Here’s a rare little cutie, a tiny puffball that I might never have found if I hadn’t been invited to do the mycology part of a Bioblitz this past weekend at Alderville First Nation Black Oak Savanna/Tallgrass Prairie. Located south of Rice Lake, the site holds remnants of Canada’s easternmost prairie. It’s one of the most endangered plant communities in Ontario, so even though there hadn’t been much rain recently, I was hyped about what I might find fungi-wise.
|Black oak savanna at the Alderville site|
|Gymnosporangium globosum—cedar-hawthorn rust|
|Cribraria cancellata—a "Chinese lantern" slime mold|
|Cribraria cancellata spores and peridium|
|Cribraria mirabilis is redder than C. cancellata.|
|Cribraria mirabilis spores and peridium|
|Bovista echinella is a tiny, tufted puffball found in grasslands.|
Now, I’ve often been surprised by spores when I've looked through the eyepiece, but I have to say I’ve never expected to see tadpoles with twirling tails, which is what I saw this time.

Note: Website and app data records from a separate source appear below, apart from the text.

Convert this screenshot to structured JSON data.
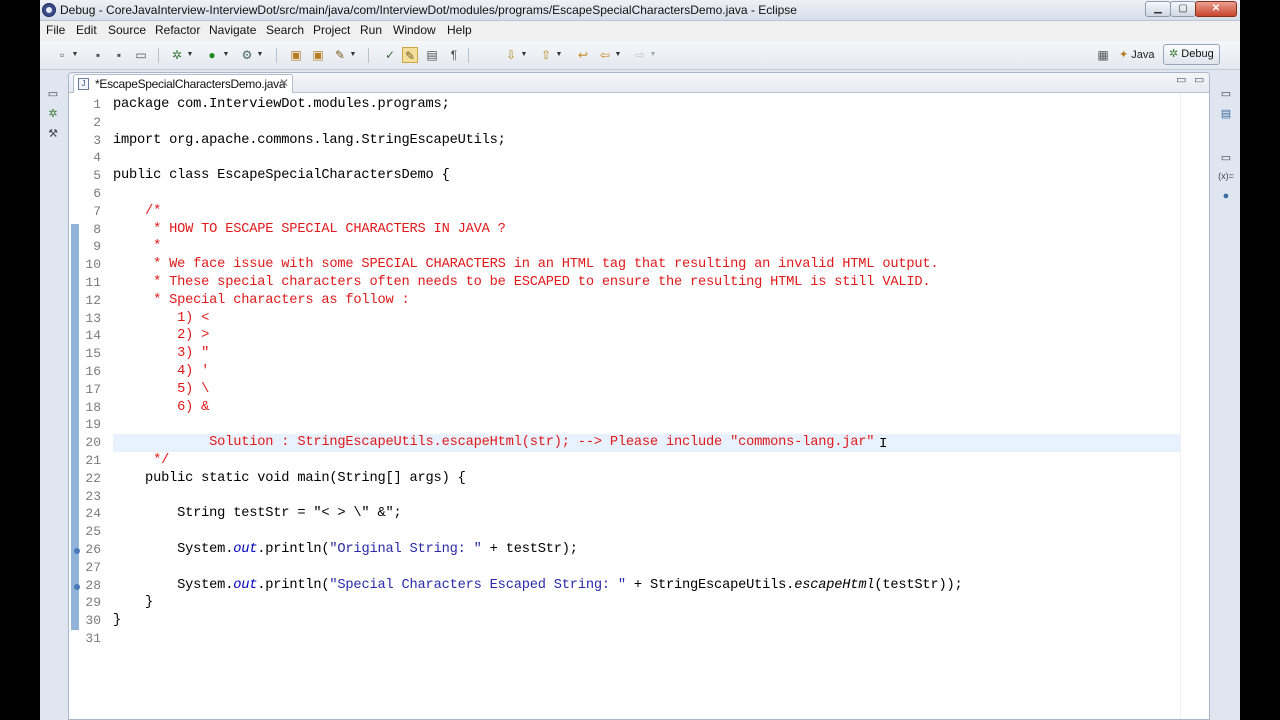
{
  "window": {
    "title": "Debug - CoreJavaInterview-InterviewDot/src/main/java/com/InterviewDot/modules/programs/EscapeSpecialCharactersDemo.java - Eclipse",
    "minimize": "▁",
    "maximize": "▢",
    "close": "✕"
  },
  "menu": [
    "File",
    "Edit",
    "Source",
    "Refactor",
    "Navigate",
    "Search",
    "Project",
    "Run",
    "Window",
    "Help"
  ],
  "perspectives": {
    "java": "Java",
    "debug": "Debug"
  },
  "editor": {
    "tab_label": "*EscapeSpecialCharactersDemo.java",
    "tab_close": "✕",
    "minimize": "▭",
    "maximize": "▭",
    "highlighted_line": 20,
    "lines": [
      {
        "n": "1",
        "segs": [
          {
            "t": "package com.InterviewDot.modules.programs;",
            "c": "kw"
          }
        ]
      },
      {
        "n": "2",
        "segs": []
      },
      {
        "n": "3",
        "segs": [
          {
            "t": "import org.apache.commons.lang.StringEscapeUtils;",
            "c": "kw"
          }
        ]
      },
      {
        "n": "4",
        "segs": []
      },
      {
        "n": "5",
        "segs": [
          {
            "t": "public class EscapeSpecialCharactersDemo {",
            "c": "kw"
          }
        ]
      },
      {
        "n": "6",
        "segs": []
      },
      {
        "n": "7",
        "segs": [
          {
            "t": "    /*",
            "c": "cm"
          }
        ]
      },
      {
        "n": "8",
        "segs": [
          {
            "t": "     * HOW TO ESCAPE SPECIAL CHARACTERS IN JAVA ?",
            "c": "cm"
          }
        ]
      },
      {
        "n": "9",
        "segs": [
          {
            "t": "     *",
            "c": "cm"
          }
        ]
      },
      {
        "n": "10",
        "segs": [
          {
            "t": "     * We face issue with some SPECIAL CHARACTERS in an HTML tag that resulting an invalid HTML output.",
            "c": "cm"
          }
        ]
      },
      {
        "n": "11",
        "segs": [
          {
            "t": "     * These special characters often needs to be ESCAPED to ensure the resulting HTML is still VALID.",
            "c": "cm"
          }
        ]
      },
      {
        "n": "12",
        "segs": [
          {
            "t": "     * Special characters as follow :",
            "c": "cm"
          }
        ]
      },
      {
        "n": "13",
        "segs": [
          {
            "t": "        1) <",
            "c": "cm"
          }
        ]
      },
      {
        "n": "14",
        "segs": [
          {
            "t": "        2) >",
            "c": "cm"
          }
        ]
      },
      {
        "n": "15",
        "segs": [
          {
            "t": "        3) \"",
            "c": "cm"
          }
        ]
      },
      {
        "n": "16",
        "segs": [
          {
            "t": "        4) '",
            "c": "cm"
          }
        ]
      },
      {
        "n": "17",
        "segs": [
          {
            "t": "        5) \\",
            "c": "cm"
          }
        ]
      },
      {
        "n": "18",
        "segs": [
          {
            "t": "        6) &",
            "c": "cm"
          }
        ]
      },
      {
        "n": "19",
        "segs": []
      },
      {
        "n": "20",
        "segs": [
          {
            "t": "            Solution : StringEscapeUtils.escapeHtml(str); --> Please include \"commons-lang.jar\"",
            "c": "cm"
          }
        ]
      },
      {
        "n": "21",
        "segs": [
          {
            "t": "     */",
            "c": "cm"
          }
        ]
      },
      {
        "n": "22",
        "segs": [
          {
            "t": "    public static void main(String[] args) {",
            "c": "kw"
          }
        ]
      },
      {
        "n": "23",
        "segs": []
      },
      {
        "n": "24",
        "segs": [
          {
            "t": "        String testStr = \"< > \\\" &\";",
            "c": "kw"
          }
        ]
      },
      {
        "n": "25",
        "segs": []
      },
      {
        "n": "26",
        "segs": [
          {
            "t": "        System.",
            "c": "kw"
          },
          {
            "t": "out",
            "c": "it"
          },
          {
            "t": ".println(",
            "c": "kw"
          },
          {
            "t": "\"Original String: \"",
            "c": "str"
          },
          {
            "t": " + testStr);",
            "c": "kw"
          }
        ]
      },
      {
        "n": "27",
        "segs": []
      },
      {
        "n": "28",
        "segs": [
          {
            "t": "        System.",
            "c": "kw"
          },
          {
            "t": "out",
            "c": "it"
          },
          {
            "t": ".println(",
            "c": "kw"
          },
          {
            "t": "\"Special Characters Escaped String: \"",
            "c": "str"
          },
          {
            "t": " + StringEscapeUtils.",
            "c": "kw"
          },
          {
            "t": "escapeHtml",
            "c": "it2"
          },
          {
            "t": "(testStr));",
            "c": "kw"
          }
        ]
      },
      {
        "n": "29",
        "segs": [
          {
            "t": "    }",
            "c": "kw"
          }
        ]
      },
      {
        "n": "30",
        "segs": [
          {
            "t": "}",
            "c": "kw"
          }
        ]
      },
      {
        "n": "31",
        "segs": []
      }
    ]
  },
  "colors": {
    "comment": "#e0191a",
    "string": "#2a2aaa",
    "highlight": "#e8f2fe",
    "fold_bar": "#8fb3d9"
  }
}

Of course, that’s not what they were; they were actual spores, and their “tails” were long stalks called “pedicels.” Very cool!

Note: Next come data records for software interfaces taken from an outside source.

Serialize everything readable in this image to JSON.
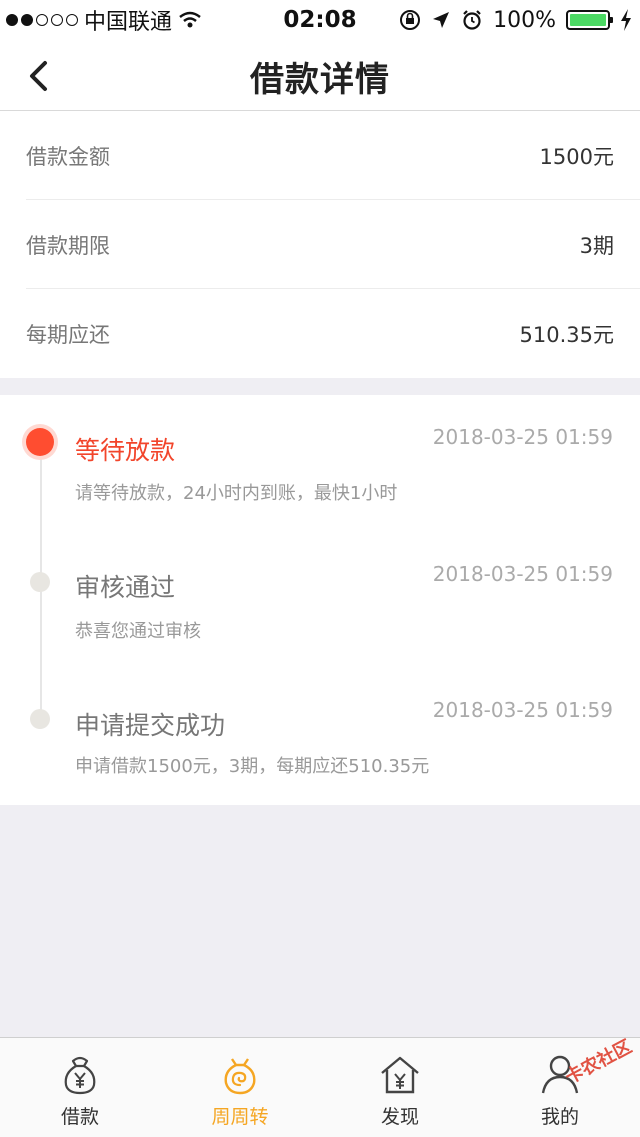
{
  "status_bar": {
    "carrier": "中国联通",
    "time": "02:08",
    "battery": "100%"
  },
  "nav": {
    "title": "借款详情"
  },
  "loan_info": [
    {
      "label": "借款金额",
      "value": "1500元"
    },
    {
      "label": "借款期限",
      "value": "3期"
    },
    {
      "label": "每期应还",
      "value": "510.35元"
    }
  ],
  "timeline": [
    {
      "title": "等待放款",
      "time": "2018-03-25 01:59",
      "desc": "请等待放款，24小时内到账，最快1小时",
      "active": true
    },
    {
      "title": "审核通过",
      "time": "2018-03-25 01:59",
      "desc": "恭喜您通过审核",
      "active": false
    },
    {
      "title": "申请提交成功",
      "time": "2018-03-25 01:59",
      "desc": "申请借款1500元，3期，每期应还510.35元",
      "active": false
    }
  ],
  "tabs": [
    {
      "label": "借款",
      "icon": "money-bag-icon"
    },
    {
      "label": "周周转",
      "icon": "spiral-bag-icon"
    },
    {
      "label": "发现",
      "icon": "house-yen-icon"
    },
    {
      "label": "我的",
      "icon": "user-icon"
    }
  ],
  "watermark": "卡农社区",
  "colors": {
    "accent": "#f2452b",
    "tab_active": "#f5a623",
    "battery": "#4cd964"
  }
}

|Tadpole-like Bovista echinella spores have long stalks called pedicels.|
|The capillitium of Bovista echinella can be forked|

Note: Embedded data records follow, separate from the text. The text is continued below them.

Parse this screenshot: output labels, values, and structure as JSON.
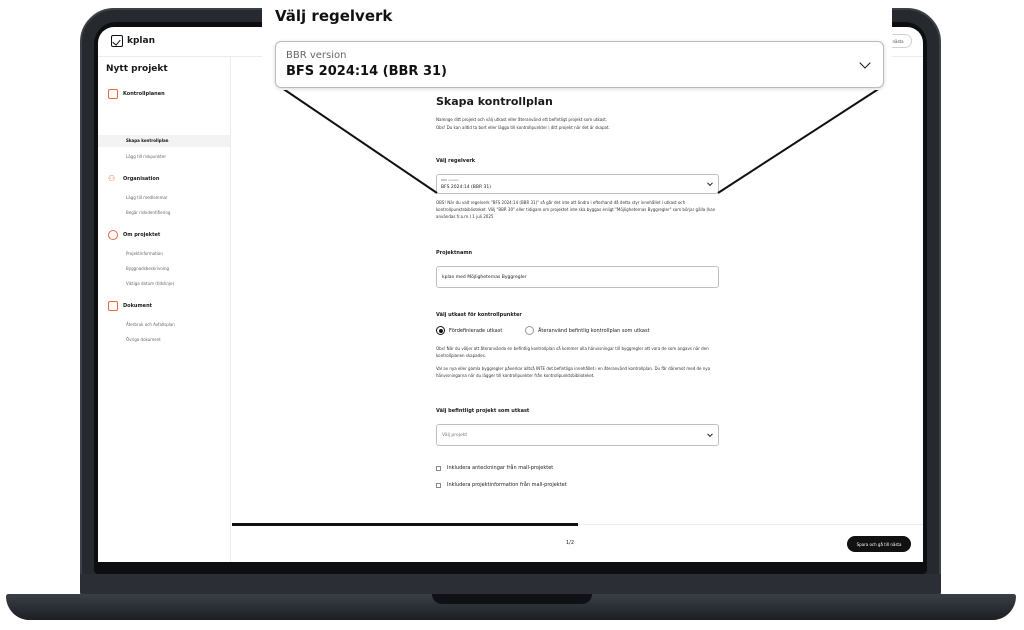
{
  "app": {
    "logo": "kplan",
    "next_pill": "nästa"
  },
  "callout": {
    "title": "Välj regelverk",
    "field_label": "BBR version",
    "field_value": "BFS 2024:14 (BBR 31)"
  },
  "sidebar": {
    "title": "Nytt projekt",
    "sections": [
      {
        "label": "Kontrollplanen",
        "icon": "document-icon",
        "items": [
          "Skapa kontrollplan",
          "Lägg till riskpunkter"
        ]
      },
      {
        "label": "Organisation",
        "icon": "people-icon",
        "items": [
          "Lägg till medlemmar",
          "Begär riskidentifiering"
        ]
      },
      {
        "label": "Om projektet",
        "icon": "info-icon",
        "items": [
          "Projektinformation",
          "Byggnadsbeskrivning",
          "Viktiga datum (tidslinje)"
        ]
      },
      {
        "label": "Dokument",
        "icon": "file-icon",
        "items": [
          "Återbruk och Avfallsplan",
          "Övriga dokument"
        ]
      }
    ]
  },
  "form": {
    "title": "Skapa kontrollplan",
    "intro_1": "Namnge ditt projekt och välj utkast eller återanvänd ett befintligt projekt som utkast.",
    "intro_2": "Obs! Du kan alltid ta bort eller lägga till kontrollpunkter i ditt projekt när det är skapat.",
    "regelverk_label": "Välj regelverk",
    "bbr_small": "BBR version",
    "bbr_value": "BFS 2024:14 (BBR 31)",
    "regelverk_note": "OBS! När du valt regelverk \"BFS 2024:14 (BBR 31)\" så går det inte att ändra i efterhand då detta styr innehållet i utkast och kontrollpunktsbiblioteket. Välj \"BBR 30\" eller tidigare om projektet inte ska byggas enligt \"Möjligheternas Byggregler\" som börjar gälla (kan användas fr.o.m.) 1 juli 2025",
    "project_name_label": "Projektnamn",
    "project_name_value": "kplan med Möjligheternas Byggregler",
    "utkast_label": "Välj utkast för kontrollpunkter",
    "radio_1": "Fördefinierade utkast",
    "radio_2": "Återanvänd befintlig kontrollplan som utkast",
    "utkast_note_1": "Obs! När du väljer att återanvända en befintlig kontrollplan så kommer alla hänvisningar till byggregler att vara de som angavs när den kontrollplanen skapades.",
    "utkast_note_2": "Val av nya eller gamla byggregler påverkar alltså INTE det befintliga innehållet i en återanvänd kontrollplan. Du får däremot med de nya hänvisningarna när du lägger till kontrollpunkter från kontrollpunktsbiblioteket.",
    "existing_label": "Välj befintligt projekt som utkast",
    "existing_placeholder": "Välj projekt",
    "check_1": "Inkludera anteckningar från mall-projektet",
    "check_2": "Inkludera projektinformation från mall-projektet"
  },
  "footer": {
    "pager": "1/2",
    "save_label": "Spara och gå till nästa",
    "progress": 0.5
  }
}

and septate and is only as wide as the spores.
References:William Chambers Coker, John Nathaniel Couch, The Gasteromycetes of Eastern United States and Canada (as Bovistella echinella)
Mycoquebec (as Lycoperdon echinella)